→ **Problem requirements**:
Copy the records out again in full, keeping them identical.

[[ Dataset content open ]]

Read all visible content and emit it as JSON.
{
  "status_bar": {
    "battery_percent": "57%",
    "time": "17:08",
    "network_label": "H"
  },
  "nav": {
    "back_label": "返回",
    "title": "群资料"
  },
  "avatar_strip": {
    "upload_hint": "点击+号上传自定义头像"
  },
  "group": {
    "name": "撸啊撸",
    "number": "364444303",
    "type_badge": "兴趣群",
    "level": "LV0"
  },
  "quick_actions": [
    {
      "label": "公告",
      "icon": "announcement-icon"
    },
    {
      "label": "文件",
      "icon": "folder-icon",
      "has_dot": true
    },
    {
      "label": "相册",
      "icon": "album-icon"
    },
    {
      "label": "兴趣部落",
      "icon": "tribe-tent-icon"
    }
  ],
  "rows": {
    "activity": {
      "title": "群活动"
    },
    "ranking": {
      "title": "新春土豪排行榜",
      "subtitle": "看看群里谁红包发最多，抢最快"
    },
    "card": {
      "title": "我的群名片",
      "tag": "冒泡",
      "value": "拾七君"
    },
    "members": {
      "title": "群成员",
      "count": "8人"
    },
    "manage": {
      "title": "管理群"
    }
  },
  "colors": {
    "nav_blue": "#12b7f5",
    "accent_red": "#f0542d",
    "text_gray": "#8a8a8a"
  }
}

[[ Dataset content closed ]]

→ **Solved exercise**:
Read all visible content and emit it as JSON.
{
  "status_bar": {
    "battery_percent": "57%",
    "time": "17:08",
    "network_label": "H"
  },
  "nav": {
    "back_label": "返回",
    "title": "群资料"
  },
  "avatar_strip": {
    "upload_hint": "点击+号上传自定义头像"
  },
  "group": {
    "name": "撸啊撸",
    "number": "364444303",
    "type_badge": "兴趣群",
    "level": "LV0"
  },
  "quick_actions": [
    {
      "label": "公告",
      "icon": "announcement-icon"
    },
    {
      "label": "文件",
      "icon": "folder-icon",
      "has_dot": true
    },
    {
      "label": "相册",
      "icon": "album-icon"
    },
    {
      "label": "兴趣部落",
      "icon": "tribe-tent-icon"
    }
  ],
  "rows": {
    "activity": {
      "title": "群活动"
    },
    "ranking": {
      "title": "新春土豪排行榜",
      "subtitle": "看看群里谁红包发最多，抢最快"
    },
    "card": {
      "title": "我的群名片",
      "tag": "冒泡",
      "value": "拾七君"
    },
    "members": {
      "title": "群成员",
      "count": "8人"
    },
    "manage": {
      "title": "管理群"
    }
  },
  "colors": {
    "nav_blue": "#12b7f5",
    "accent_red": "#f0542d",
    "text_gray": "#8a8a8a"
  }
}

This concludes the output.